DIRECTIONS —
Nothing may be left out of the listing below but its images; repeat the rest exactly.

PROVIDED DATA —
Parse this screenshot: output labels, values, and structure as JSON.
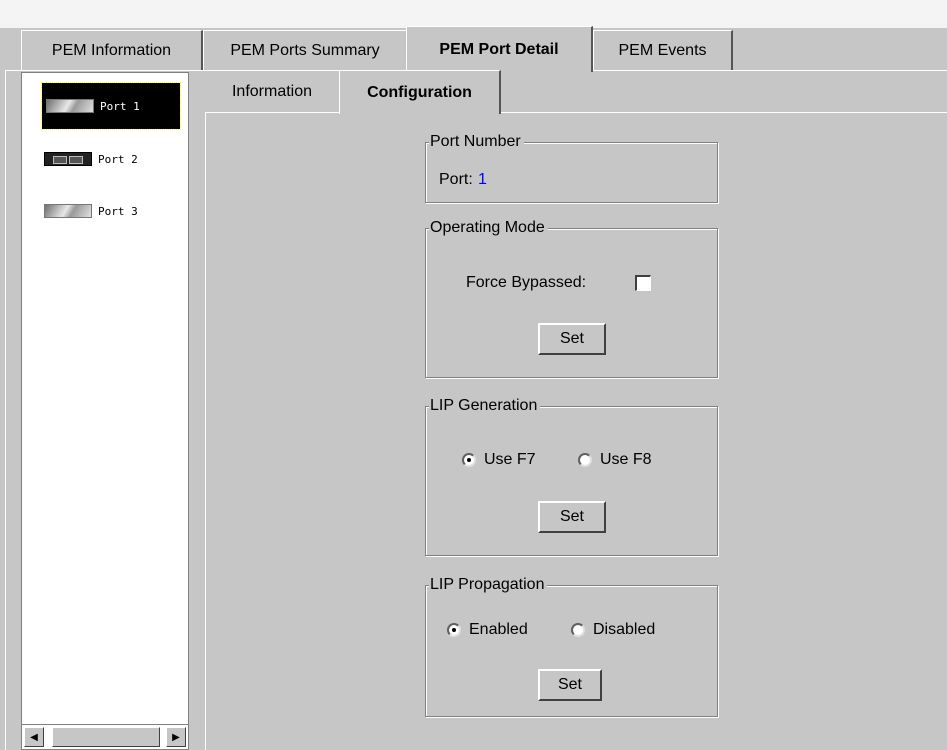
{
  "outer_tabs": [
    {
      "label": "PEM Information",
      "active": false
    },
    {
      "label": "PEM Ports Summary",
      "active": false
    },
    {
      "label": "PEM Port Detail",
      "active": true
    },
    {
      "label": "PEM Events",
      "active": false
    }
  ],
  "inner_tabs": [
    {
      "label": "Information",
      "active": false
    },
    {
      "label": "Configuration",
      "active": true
    }
  ],
  "ports": [
    {
      "label": "Port 1",
      "icon": "port-light-icon",
      "selected": true
    },
    {
      "label": "Port 2",
      "icon": "port-dark-icon",
      "selected": false
    },
    {
      "label": "Port 3",
      "icon": "port-light-icon",
      "selected": false
    }
  ],
  "port_number": {
    "title": "Port Number",
    "label": "Port:",
    "value": "1",
    "value_color": "#0000ff"
  },
  "operating_mode": {
    "title": "Operating Mode",
    "force_bypassed_label": "Force Bypassed:",
    "force_bypassed_checked": false,
    "set_label": "Set"
  },
  "lip_generation": {
    "title": "LIP Generation",
    "option1": "Use F7",
    "option2": "Use F8",
    "selected": "Use F7",
    "set_label": "Set"
  },
  "lip_propagation": {
    "title": "LIP Propagation",
    "option1": "Enabled",
    "option2": "Disabled",
    "selected": "Enabled",
    "set_label": "Set"
  },
  "scrollbar": {
    "left_arrow": "◀",
    "right_arrow": "▶"
  }
}
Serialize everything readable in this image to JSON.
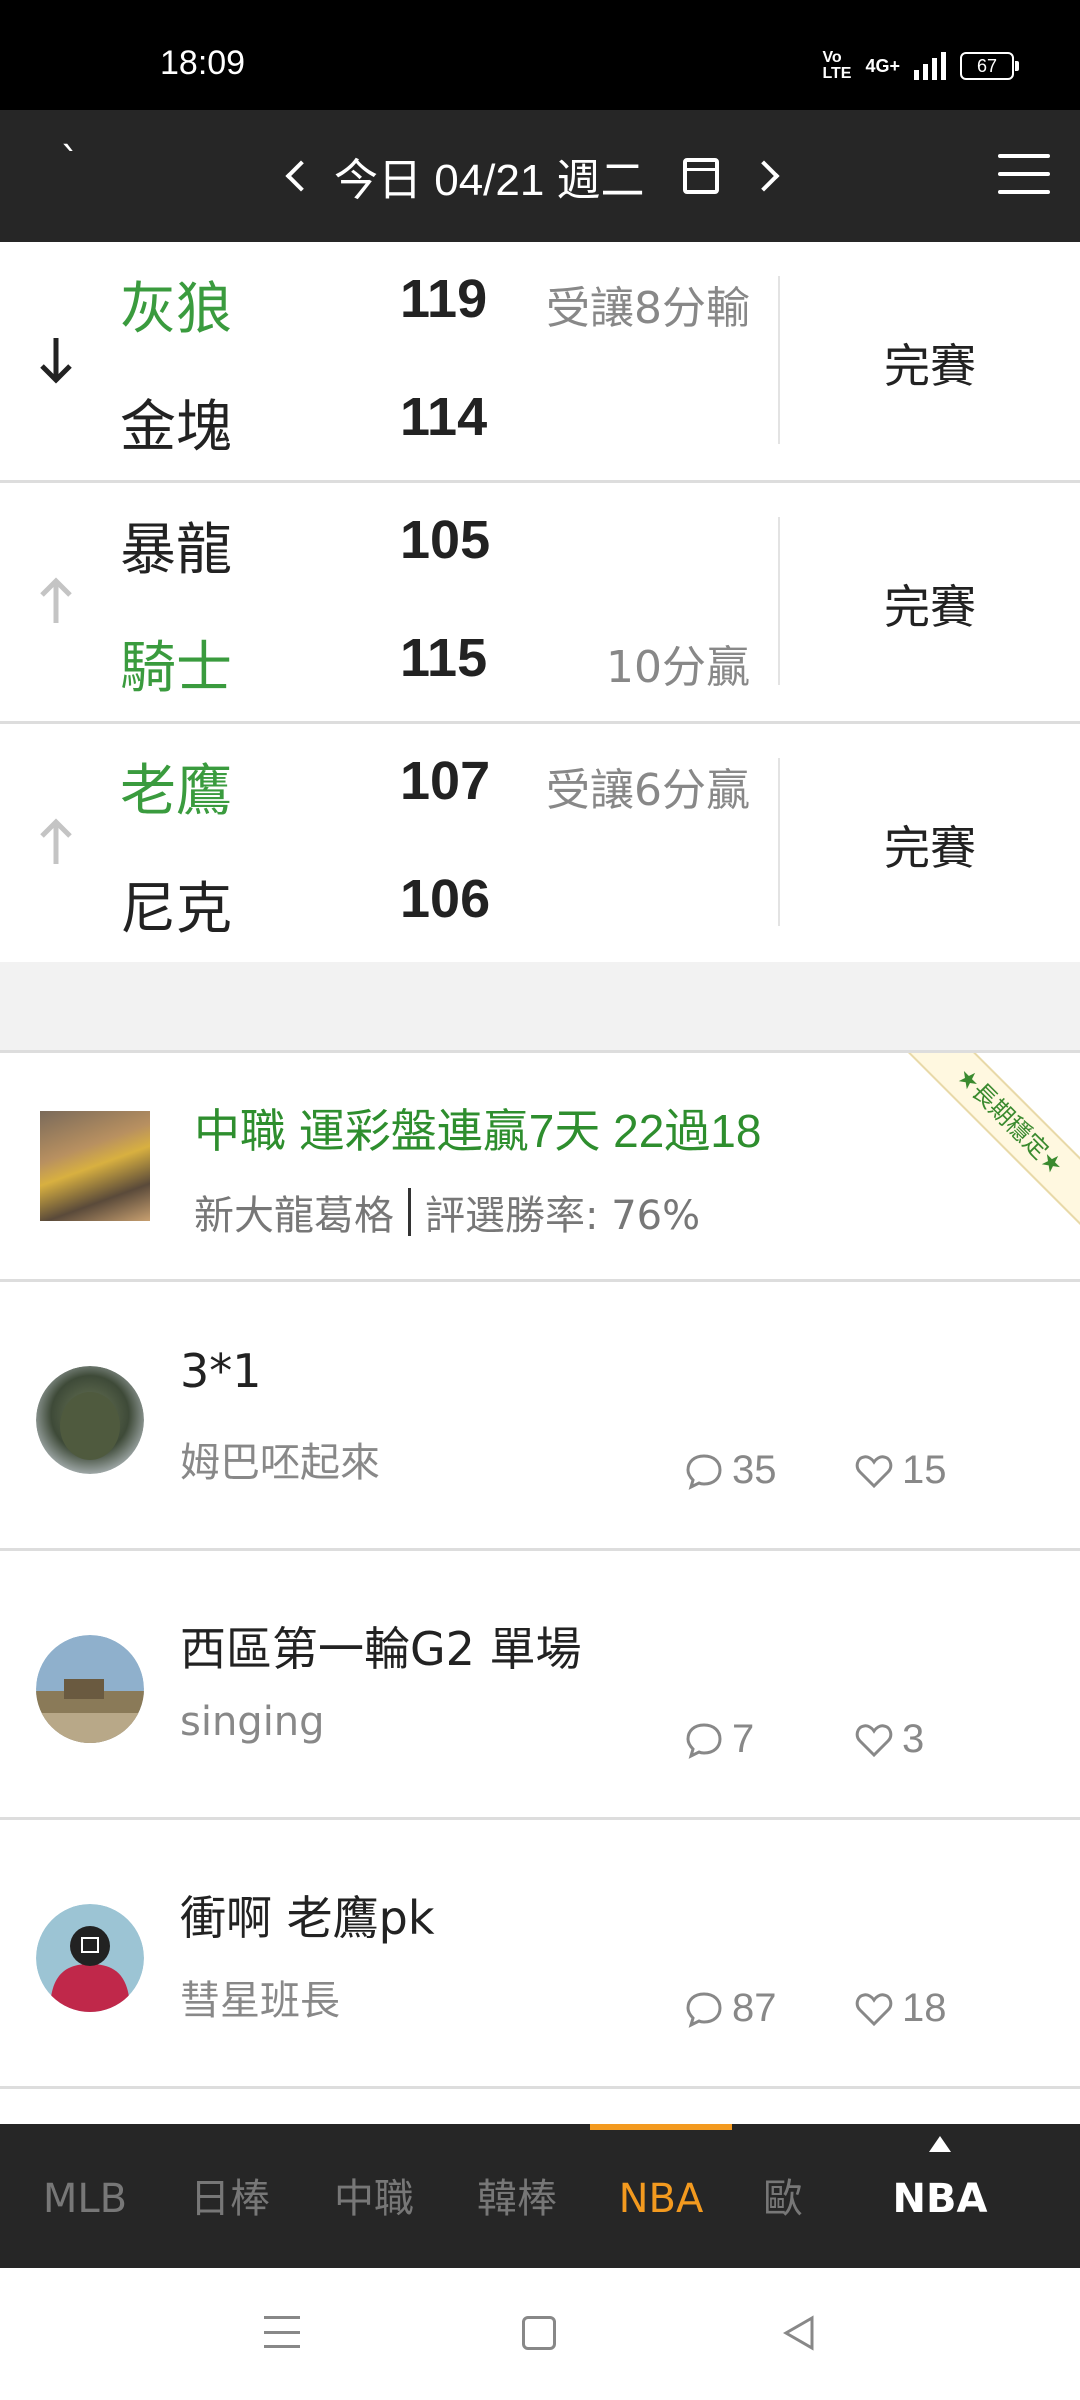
{
  "status_bar": {
    "time": "18:09",
    "volte": "Vo\nLTE",
    "network": "4G+",
    "battery": "67"
  },
  "header": {
    "date_label": "今日 04/21 週二"
  },
  "games": [
    {
      "arrow": "down",
      "team1": "灰狼",
      "score1": "119",
      "note1": "受讓8分輸",
      "team2": "金塊",
      "score2": "114",
      "note2": "",
      "winner": 1,
      "status": "完賽"
    },
    {
      "arrow": "up",
      "team1": "暴龍",
      "score1": "105",
      "note1": "",
      "team2": "騎士",
      "score2": "115",
      "note2": "10分贏",
      "winner": 2,
      "status": "完賽"
    },
    {
      "arrow": "up",
      "team1": "老鷹",
      "score1": "107",
      "note1": "受讓6分贏",
      "team2": "尼克",
      "score2": "106",
      "note2": "",
      "winner": 1,
      "status": "完賽"
    }
  ],
  "featured": {
    "title": "中職 運彩盤連贏7天 22過18",
    "author": "新大龍葛格",
    "rate": "評選勝率: 76%",
    "ribbon": "★長期穩定★"
  },
  "posts": [
    {
      "title": "3*1",
      "author": "姆巴呸起來",
      "comments": "35",
      "likes": "15"
    },
    {
      "title": "西區第一輪G2 單場",
      "author": "singing",
      "comments": "7",
      "likes": "3"
    },
    {
      "title": "衝啊 老鷹pk",
      "author": "彗星班長",
      "comments": "87",
      "likes": "18"
    }
  ],
  "tabs": [
    "MLB",
    "日棒",
    "中職",
    "韓棒",
    "NBA",
    "歐"
  ],
  "active_tab": "NBA",
  "sport_selector": "NBA",
  "colors": {
    "win_green": "#3a9b3e",
    "accent_orange": "#f39a1f",
    "header_bg": "#262626"
  }
}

ANSWER AREA —
Parse this screenshot: output labels, values, and structure as JSON.
{
  "outer_tabs": [
    {
      "label": "PEM Information",
      "active": false
    },
    {
      "label": "PEM Ports Summary",
      "active": false
    },
    {
      "label": "PEM Port Detail",
      "active": true
    },
    {
      "label": "PEM Events",
      "active": false
    }
  ],
  "inner_tabs": [
    {
      "label": "Information",
      "active": false
    },
    {
      "label": "Configuration",
      "active": true
    }
  ],
  "ports": [
    {
      "label": "Port 1",
      "icon": "port-light-icon",
      "selected": true
    },
    {
      "label": "Port 2",
      "icon": "port-dark-icon",
      "selected": false
    },
    {
      "label": "Port 3",
      "icon": "port-light-icon",
      "selected": false
    }
  ],
  "port_number": {
    "title": "Port Number",
    "label": "Port:",
    "value": "1",
    "value_color": "#0000ff"
  },
  "operating_mode": {
    "title": "Operating Mode",
    "force_bypassed_label": "Force Bypassed:",
    "force_bypassed_checked": false,
    "set_label": "Set"
  },
  "lip_generation": {
    "title": "LIP Generation",
    "option1": "Use F7",
    "option2": "Use F8",
    "selected": "Use F7",
    "set_label": "Set"
  },
  "lip_propagation": {
    "title": "LIP Propagation",
    "option1": "Enabled",
    "option2": "Disabled",
    "selected": "Enabled",
    "set_label": "Set"
  },
  "scrollbar": {
    "left_arrow": "◀",
    "right_arrow": "▶"
  }
}
Serialize everything readable in this image to JSON.
{
  "status_bar": {
    "time": "18:09",
    "volte": "Vo\nLTE",
    "network": "4G+",
    "battery": "67"
  },
  "header": {
    "date_label": "今日 04/21 週二"
  },
  "games": [
    {
      "arrow": "down",
      "team1": "灰狼",
      "score1": "119",
      "note1": "受讓8分輸",
      "team2": "金塊",
      "score2": "114",
      "note2": "",
      "winner": 1,
      "status": "完賽"
    },
    {
      "arrow": "up",
      "team1": "暴龍",
      "score1": "105",
      "note1": "",
      "team2": "騎士",
      "score2": "115",
      "note2": "10分贏",
      "winner": 2,
      "status": "完賽"
    },
    {
      "arrow": "up",
      "team1": "老鷹",
      "score1": "107",
      "note1": "受讓6分贏",
      "team2": "尼克",
      "score2": "106",
      "note2": "",
      "winner": 1,
      "status": "完賽"
    }
  ],
  "featured": {
    "title": "中職 運彩盤連贏7天 22過18",
    "author": "新大龍葛格",
    "rate": "評選勝率: 76%",
    "ribbon": "★長期穩定★"
  },
  "posts": [
    {
      "title": "3*1",
      "author": "姆巴呸起來",
      "comments": "35",
      "likes": "15"
    },
    {
      "title": "西區第一輪G2 單場",
      "author": "singing",
      "comments": "7",
      "likes": "3"
    },
    {
      "title": "衝啊 老鷹pk",
      "author": "彗星班長",
      "comments": "87",
      "likes": "18"
    }
  ],
  "tabs": [
    "MLB",
    "日棒",
    "中職",
    "韓棒",
    "NBA",
    "歐"
  ],
  "active_tab": "NBA",
  "sport_selector": "NBA",
  "colors": {
    "win_green": "#3a9b3e",
    "accent_orange": "#f39a1f",
    "header_bg": "#262626"
  }
}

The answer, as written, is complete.